This is the third year in a row Baker has raised funds and ridden the entire trip, which provides emotional and financial support for the families of those lost in the line of duty in the past year in the Carolinas.
The group departed from the N.C. Fallen Fighters Memorial in Nash Park, Raleigh.
The 2014 ride is dedicated to 10 men who died last year. They include:
• Chief Scott Morrison, Knotts Island Volunteer Fire Department.
• Firefighter Tony Baker, Mountain View Volunteer Fire Department.
• Capt. David Heath, New Hanover County Fire Rescue.
• Firefighter Jon Schondelmayer, Swift Creek Rural Fire Department.
• Chief Jeffery Fields, Youngsville Volunteer Fire Department.
• Police Officer Robert Bingaman, Asheville Police Department.
• Firefighter Michael Broz, Dorchester County (S.C.) Fire Department.
• Loris (S.C.) Fire Chief Rodney Hardee.
• Deputy Sheriff Joseph Antwine, Florence County (S.C.) Sheriff’s Office.
• Deputy Sheriff Tim Causey, Horry County (S.C.) Sheriff’s Office.
Baker rode in the inaugural Carolina Brotherhood trip in 2012, and he has relied on the same bicycle — except for the replacement of tires — each of the three years.
Several of this year’s Carolina Brotherhood riders and support team members stopped by the Salisbury Fire Department Monday afternoon to pick up Baker and his gear before heading to Raleigh for a send-off dinner Monday night.
Baker said the annual cycling trips, which often include some arduous sections, are missions of support for the families who have lost loved ones.

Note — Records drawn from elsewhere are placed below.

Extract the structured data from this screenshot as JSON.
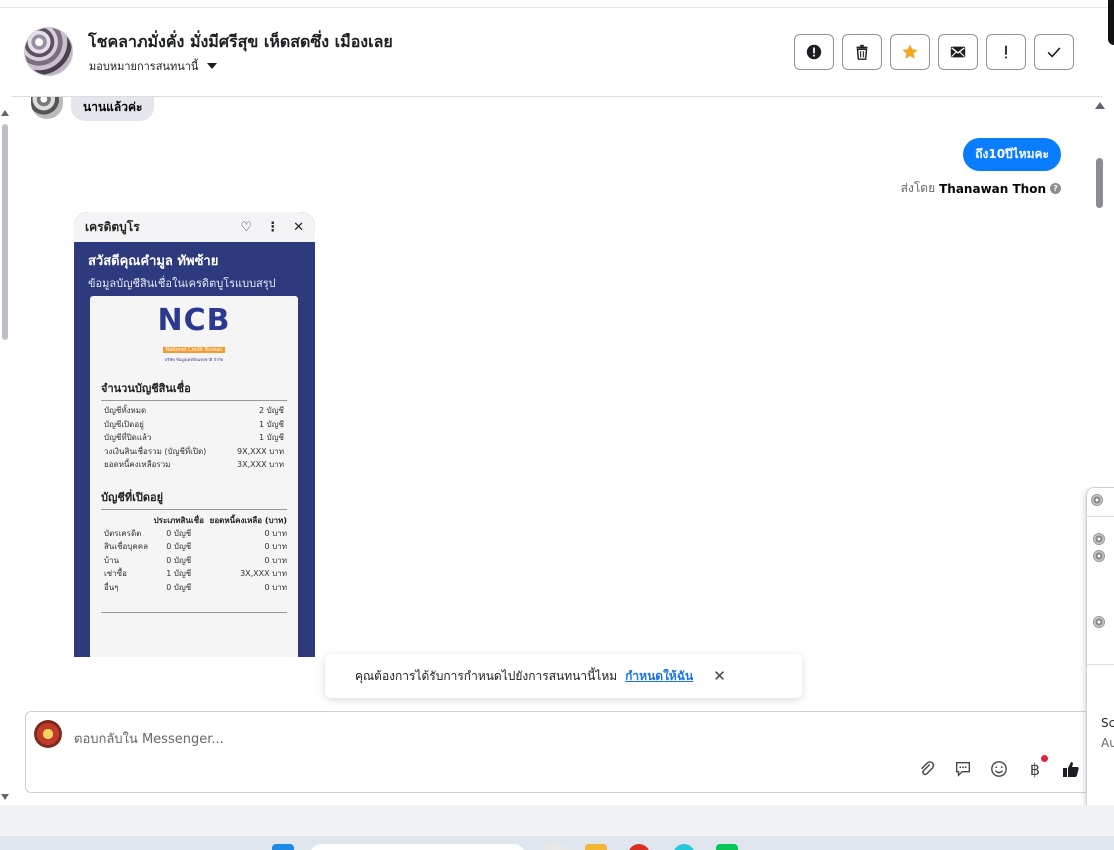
{
  "header": {
    "title": "โชคลาภมั่งคั่ง มั่งมีศรีสุข เห็ดสดซึ่ง เมืองเลย",
    "assign_label": "มอบหมายการสนทนานี้"
  },
  "actions": [
    {
      "name": "report-button",
      "icon": "alert-circle-icon"
    },
    {
      "name": "delete-button",
      "icon": "trash-icon"
    },
    {
      "name": "star-button",
      "icon": "star-icon",
      "color": "#f5a623"
    },
    {
      "name": "mark-unread-button",
      "icon": "envelope-icon"
    },
    {
      "name": "follow-up-button",
      "icon": "exclamation-icon"
    },
    {
      "name": "mark-done-button",
      "icon": "check-icon"
    }
  ],
  "messages": {
    "incoming_text": "นานแล้วค่ะ",
    "outgoing_text": "ถึง10ปีไหมคะ",
    "sent_by_prefix": "ส่งโดย",
    "sent_by_name": "Thanawan Thon",
    "help_glyph": "?"
  },
  "phone_screenshot": {
    "bar_title": "เครดิตบูโร",
    "greeting": "สวัสดีคุณคำมูล ทัพซ้าย",
    "subtitle": "ข้อมูลบัญชีสินเชื่อในเครดิตบูโรแบบสรุป",
    "logo_text": "NCB",
    "logo_band": "National Credit Bureau",
    "logo_sub": "บริษัท ข้อมูลเครดิตแห่งชาติ จำกัด",
    "section1_title": "จำนวนบัญชีสินเชื่อ",
    "summary": [
      {
        "label": "บัญชีทั้งหมด",
        "value": "2 บัญชี"
      },
      {
        "label": "บัญชีเปิดอยู่",
        "value": "1 บัญชี"
      },
      {
        "label": "บัญชีที่ปิดแล้ว",
        "value": "1 บัญชี"
      },
      {
        "label": "วงเงินสินเชื่อรวม (บัญชีที่เปิด)",
        "value": "9X,XXX บาท"
      },
      {
        "label": "ยอดหนี้คงเหลือรวม",
        "value": "3X,XXX บาท"
      }
    ],
    "section2_title": "บัญชีที่เปิดอยู่",
    "table_headers": [
      "",
      "ประเภทสินเชื่อ",
      "ยอดหนี้คงเหลือ (บาท)"
    ],
    "table_rows": [
      {
        "type": "บัตรเครดิต",
        "count": "0 บัญชี",
        "amount": "0 บาท"
      },
      {
        "type": "สินเชื่อบุคคล",
        "count": "0 บัญชี",
        "amount": "0 บาท"
      },
      {
        "type": "บ้าน",
        "count": "0 บัญชี",
        "amount": "0 บาท"
      },
      {
        "type": "เช่าซื้อ",
        "count": "1 บัญชี",
        "amount": "3X,XXX บาท"
      },
      {
        "type": "อื่นๆ",
        "count": "0 บัญชี",
        "amount": "0 บาท"
      }
    ]
  },
  "toast": {
    "question": "คุณต้องการได้รับการกำหนดไปยังการสนทนานี้ไหม",
    "link": "กำหนดให้ฉัน",
    "close": "✕"
  },
  "composer": {
    "placeholder": "ตอบกลับใน Messenger...",
    "tools": [
      "paperclip-icon",
      "speech-bubble-icon",
      "emoji-icon",
      "baht-icon",
      "thumbs-up-icon"
    ]
  },
  "side_panel": {
    "text_1": "Sc",
    "text_2": "Au"
  }
}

A side benefit is the good fellowship, bonding and networking that happens each trip and continues throughout the year among the men and women who participate, Baker said.
Baker, 48, is usually one of the older riders. He said he tried to average 75 to 100 miles a week as part of his training leading up to this year’s ride.
The participants must use their own personal time to take part in the event. Baker said two of his coworkers agreed to split his scheduled shift Wednesday, and he took a personal leave day for this coming Saturday.
Today’s leg is 60 miles from Raleigh to Fayetteville.
Wednesday’s leg goes 87 miles from Fayetteville to Wilmington.
Thursday’s trip takes in 88 miles and goes from Wilmington to Loris, S.C.
Friday the bikers go from Loris to Lake City, S.C. — a distance of 71 miles.
Saturday’s final leg goes 115 miles from Lake City to Charleston.
The core group of riders is usually about 30, with others in support positions.
Besides Baker, participants this year come from Raleigh, Asheville, Charlotte, Gastonia, Wilson, Charleston, Columbia, S.C., and Wilmington. The group also includes a Blue Ridge Park ranger and three participants from Florida.
The riders and support teams usually stay overnight at local fire stations or other community centers. Rest stations also are set up in key towns along the route.
Baker said the riders are treated so well along the route it‘s possible to gain weight during the trip.
Departure time each day is 8 a.m., and riders shoot for an arrival time in each overnight station at about 4 p.m.
It has been a big year for Baker, who also is fire chief for Spencer. This spring, Baker graduated with a bachelor’s degree in business from Catawba College after several years of attending night classes.
In the previous two Carolina Brotherhood trips, Baker had to take along some of his college homework and tackle it at night. He’ll still have a little bit of work each evening, Baker said, keeping in contact and taking care of some things back in Salisbury.
You can follow the group’s progress on Twitter (@CarolinaBHood), and riders are using the hashtag #CBH14.
You also can like and support the team on Facebook at
A Global Positioning Satellite link, established on the “Rider Tracker” tab on Carolina Brotherhood’s website (, allows people to follow the cyclists in real time.
Donations also can be taken through the website.
Contact Mark Wineka at 704-797-4263.